■ Material to process:
........

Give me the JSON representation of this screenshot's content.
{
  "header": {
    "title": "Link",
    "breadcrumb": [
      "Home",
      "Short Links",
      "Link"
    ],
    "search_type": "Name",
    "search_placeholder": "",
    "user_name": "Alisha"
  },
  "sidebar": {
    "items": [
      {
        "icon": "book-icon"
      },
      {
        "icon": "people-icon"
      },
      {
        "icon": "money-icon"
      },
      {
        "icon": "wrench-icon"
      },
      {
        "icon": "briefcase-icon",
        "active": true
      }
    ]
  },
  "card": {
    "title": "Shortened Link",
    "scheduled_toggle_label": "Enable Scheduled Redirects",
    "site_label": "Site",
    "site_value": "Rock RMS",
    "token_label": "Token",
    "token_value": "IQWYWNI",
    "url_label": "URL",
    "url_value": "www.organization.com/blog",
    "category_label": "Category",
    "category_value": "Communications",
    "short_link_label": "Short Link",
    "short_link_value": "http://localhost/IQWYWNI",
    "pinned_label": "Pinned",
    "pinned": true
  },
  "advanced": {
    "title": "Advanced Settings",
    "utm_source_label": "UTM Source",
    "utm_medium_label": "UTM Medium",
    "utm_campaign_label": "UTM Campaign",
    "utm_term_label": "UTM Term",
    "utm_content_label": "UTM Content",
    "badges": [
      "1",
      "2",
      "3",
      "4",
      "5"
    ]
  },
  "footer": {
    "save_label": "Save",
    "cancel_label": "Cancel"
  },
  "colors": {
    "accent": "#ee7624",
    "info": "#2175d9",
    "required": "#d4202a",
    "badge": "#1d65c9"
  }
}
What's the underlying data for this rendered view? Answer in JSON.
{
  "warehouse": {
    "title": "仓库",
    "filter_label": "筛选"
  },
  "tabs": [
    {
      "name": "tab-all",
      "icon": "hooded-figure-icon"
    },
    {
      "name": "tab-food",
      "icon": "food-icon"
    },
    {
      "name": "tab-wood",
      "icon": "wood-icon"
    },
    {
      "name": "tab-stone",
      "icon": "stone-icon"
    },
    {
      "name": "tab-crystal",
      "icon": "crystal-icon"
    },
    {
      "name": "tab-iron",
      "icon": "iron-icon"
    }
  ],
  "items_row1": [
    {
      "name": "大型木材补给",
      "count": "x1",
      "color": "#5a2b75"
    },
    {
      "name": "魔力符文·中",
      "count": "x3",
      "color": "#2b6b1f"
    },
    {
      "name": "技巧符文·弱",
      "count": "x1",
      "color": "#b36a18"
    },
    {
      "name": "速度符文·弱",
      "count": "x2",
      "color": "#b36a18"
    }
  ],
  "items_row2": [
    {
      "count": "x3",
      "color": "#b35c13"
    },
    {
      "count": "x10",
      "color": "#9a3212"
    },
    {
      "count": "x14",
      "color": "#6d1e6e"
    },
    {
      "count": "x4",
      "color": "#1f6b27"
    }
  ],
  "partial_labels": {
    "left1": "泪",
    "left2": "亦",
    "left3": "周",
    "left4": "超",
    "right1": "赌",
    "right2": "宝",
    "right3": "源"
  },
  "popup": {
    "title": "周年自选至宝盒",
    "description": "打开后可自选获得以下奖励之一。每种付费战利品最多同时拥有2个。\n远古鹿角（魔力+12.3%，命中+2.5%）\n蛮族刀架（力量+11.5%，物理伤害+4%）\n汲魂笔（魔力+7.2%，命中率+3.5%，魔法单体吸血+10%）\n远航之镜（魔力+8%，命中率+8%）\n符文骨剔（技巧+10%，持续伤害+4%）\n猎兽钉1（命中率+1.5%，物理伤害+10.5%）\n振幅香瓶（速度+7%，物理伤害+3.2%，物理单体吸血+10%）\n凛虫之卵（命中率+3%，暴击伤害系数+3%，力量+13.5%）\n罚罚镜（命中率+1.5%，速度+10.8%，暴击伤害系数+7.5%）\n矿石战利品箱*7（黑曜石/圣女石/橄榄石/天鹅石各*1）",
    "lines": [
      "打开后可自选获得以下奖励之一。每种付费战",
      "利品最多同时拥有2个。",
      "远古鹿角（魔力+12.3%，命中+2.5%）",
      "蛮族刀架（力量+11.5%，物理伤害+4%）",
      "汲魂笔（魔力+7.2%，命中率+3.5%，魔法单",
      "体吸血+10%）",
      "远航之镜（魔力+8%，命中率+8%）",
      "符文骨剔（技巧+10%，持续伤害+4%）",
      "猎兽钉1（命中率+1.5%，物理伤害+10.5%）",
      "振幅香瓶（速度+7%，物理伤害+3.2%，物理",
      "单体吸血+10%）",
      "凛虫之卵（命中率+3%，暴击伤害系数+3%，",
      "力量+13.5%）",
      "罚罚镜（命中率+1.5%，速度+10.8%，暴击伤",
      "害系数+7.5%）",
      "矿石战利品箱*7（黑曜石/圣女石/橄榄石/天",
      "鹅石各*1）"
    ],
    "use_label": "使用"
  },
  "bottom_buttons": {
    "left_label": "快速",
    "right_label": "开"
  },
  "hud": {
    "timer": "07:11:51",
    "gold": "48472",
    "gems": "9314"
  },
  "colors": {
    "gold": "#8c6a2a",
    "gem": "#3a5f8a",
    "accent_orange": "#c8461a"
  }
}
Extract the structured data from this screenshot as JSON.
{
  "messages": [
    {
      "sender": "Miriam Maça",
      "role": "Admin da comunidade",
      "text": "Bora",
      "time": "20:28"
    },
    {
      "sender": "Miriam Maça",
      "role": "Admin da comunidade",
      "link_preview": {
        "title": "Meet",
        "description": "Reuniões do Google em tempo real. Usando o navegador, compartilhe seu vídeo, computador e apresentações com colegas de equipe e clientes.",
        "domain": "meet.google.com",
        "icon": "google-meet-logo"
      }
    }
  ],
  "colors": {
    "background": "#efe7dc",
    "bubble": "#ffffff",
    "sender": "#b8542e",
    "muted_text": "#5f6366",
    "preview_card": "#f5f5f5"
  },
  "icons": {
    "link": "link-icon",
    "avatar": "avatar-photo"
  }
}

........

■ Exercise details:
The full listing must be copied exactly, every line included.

■ Task result:
Give me the JSON representation of this screenshot's content.
{
  "header": {
    "title": "Link",
    "breadcrumb": [
      "Home",
      "Short Links",
      "Link"
    ],
    "search_type": "Name",
    "search_placeholder": "",
    "user_name": "Alisha"
  },
  "sidebar": {
    "items": [
      {
        "icon": "book-icon"
      },
      {
        "icon": "people-icon"
      },
      {
        "icon": "money-icon"
      },
      {
        "icon": "wrench-icon"
      },
      {
        "icon": "briefcase-icon",
        "active": true
      }
    ]
  },
  "card": {
    "title": "Shortened Link",
    "scheduled_toggle_label": "Enable Scheduled Redirects",
    "site_label": "Site",
    "site_value": "Rock RMS",
    "token_label": "Token",
    "token_value": "IQWYWNI",
    "url_label": "URL",
    "url_value": "www.organization.com/blog",
    "category_label": "Category",
    "category_value": "Communications",
    "short_link_label": "Short Link",
    "short_link_value": "http://localhost/IQWYWNI",
    "pinned_label": "Pinned",
    "pinned": true
  },
  "advanced": {
    "title": "Advanced Settings",
    "utm_source_label": "UTM Source",
    "utm_medium_label": "UTM Medium",
    "utm_campaign_label": "UTM Campaign",
    "utm_term_label": "UTM Term",
    "utm_content_label": "UTM Content",
    "badges": [
      "1",
      "2",
      "3",
      "4",
      "5"
    ]
  },
  "footer": {
    "save_label": "Save",
    "cancel_label": "Cancel"
  },
  "colors": {
    "accent": "#ee7624",
    "info": "#2175d9",
    "required": "#d4202a",
    "badge": "#1d65c9"
  }
}
What's the underlying data for this rendered view? Answer in JSON.
{
  "warehouse": {
    "title": "仓库",
    "filter_label": "筛选"
  },
  "tabs": [
    {
      "name": "tab-all",
      "icon": "hooded-figure-icon"
    },
    {
      "name": "tab-food",
      "icon": "food-icon"
    },
    {
      "name": "tab-wood",
      "icon": "wood-icon"
    },
    {
      "name": "tab-stone",
      "icon": "stone-icon"
    },
    {
      "name": "tab-crystal",
      "icon": "crystal-icon"
    },
    {
      "name": "tab-iron",
      "icon": "iron-icon"
    }
  ],
  "items_row1": [
    {
      "name": "大型木材补给",
      "count": "x1",
      "color": "#5a2b75"
    },
    {
      "name": "魔力符文·中",
      "count": "x3",
      "color": "#2b6b1f"
    },
    {
      "name": "技巧符文·弱",
      "count": "x1",
      "color": "#b36a18"
    },
    {
      "name": "速度符文·弱",
      "count": "x2",
      "color": "#b36a18"
    }
  ],
  "items_row2": [
    {
      "count": "x3",
      "color": "#b35c13"
    },
    {
      "count": "x10",
      "color": "#9a3212"
    },
    {
      "count": "x14",
      "color": "#6d1e6e"
    },
    {
      "count": "x4",
      "color": "#1f6b27"
    }
  ],
  "partial_labels": {
    "left1": "泪",
    "left2": "亦",
    "left3": "周",
    "left4": "超",
    "right1": "赌",
    "right2": "宝",
    "right3": "源"
  },
  "popup": {
    "title": "周年自选至宝盒",
    "description": "打开后可自选获得以下奖励之一。每种付费战利品最多同时拥有2个。\n远古鹿角（魔力+12.3%，命中+2.5%）\n蛮族刀架（力量+11.5%，物理伤害+4%）\n汲魂笔（魔力+7.2%，命中率+3.5%，魔法单体吸血+10%）\n远航之镜（魔力+8%，命中率+8%）\n符文骨剔（技巧+10%，持续伤害+4%）\n猎兽钉1（命中率+1.5%，物理伤害+10.5%）\n振幅香瓶（速度+7%，物理伤害+3.2%，物理单体吸血+10%）\n凛虫之卵（命中率+3%，暴击伤害系数+3%，力量+13.5%）\n罚罚镜（命中率+1.5%，速度+10.8%，暴击伤害系数+7.5%）\n矿石战利品箱*7（黑曜石/圣女石/橄榄石/天鹅石各*1）",
    "lines": [
      "打开后可自选获得以下奖励之一。每种付费战",
      "利品最多同时拥有2个。",
      "远古鹿角（魔力+12.3%，命中+2.5%）",
      "蛮族刀架（力量+11.5%，物理伤害+4%）",
      "汲魂笔（魔力+7.2%，命中率+3.5%，魔法单",
      "体吸血+10%）",
      "远航之镜（魔力+8%，命中率+8%）",
      "符文骨剔（技巧+10%，持续伤害+4%）",
      "猎兽钉1（命中率+1.5%，物理伤害+10.5%）",
      "振幅香瓶（速度+7%，物理伤害+3.2%，物理",
      "单体吸血+10%）",
      "凛虫之卵（命中率+3%，暴击伤害系数+3%，",
      "力量+13.5%）",
      "罚罚镜（命中率+1.5%，速度+10.8%，暴击伤",
      "害系数+7.5%）",
      "矿石战利品箱*7（黑曜石/圣女石/橄榄石/天",
      "鹅石各*1）"
    ],
    "use_label": "使用"
  },
  "bottom_buttons": {
    "left_label": "快速",
    "right_label": "开"
  },
  "hud": {
    "timer": "07:11:51",
    "gold": "48472",
    "gems": "9314"
  },
  "colors": {
    "gold": "#8c6a2a",
    "gem": "#3a5f8a",
    "accent_orange": "#c8461a"
  }
}
Extract the structured data from this screenshot as JSON.
{
  "messages": [
    {
      "sender": "Miriam Maça",
      "role": "Admin da comunidade",
      "text": "Bora",
      "time": "20:28"
    },
    {
      "sender": "Miriam Maça",
      "role": "Admin da comunidade",
      "link_preview": {
        "title": "Meet",
        "description": "Reuniões do Google em tempo real. Usando o navegador, compartilhe seu vídeo, computador e apresentações com colegas de equipe e clientes.",
        "domain": "meet.google.com",
        "icon": "google-meet-logo"
      }
    }
  ],
  "colors": {
    "background": "#efe7dc",
    "bubble": "#ffffff",
    "sender": "#b8542e",
    "muted_text": "#5f6366",
    "preview_card": "#f5f5f5"
  },
  "icons": {
    "link": "link-icon",
    "avatar": "avatar-photo"
  }
}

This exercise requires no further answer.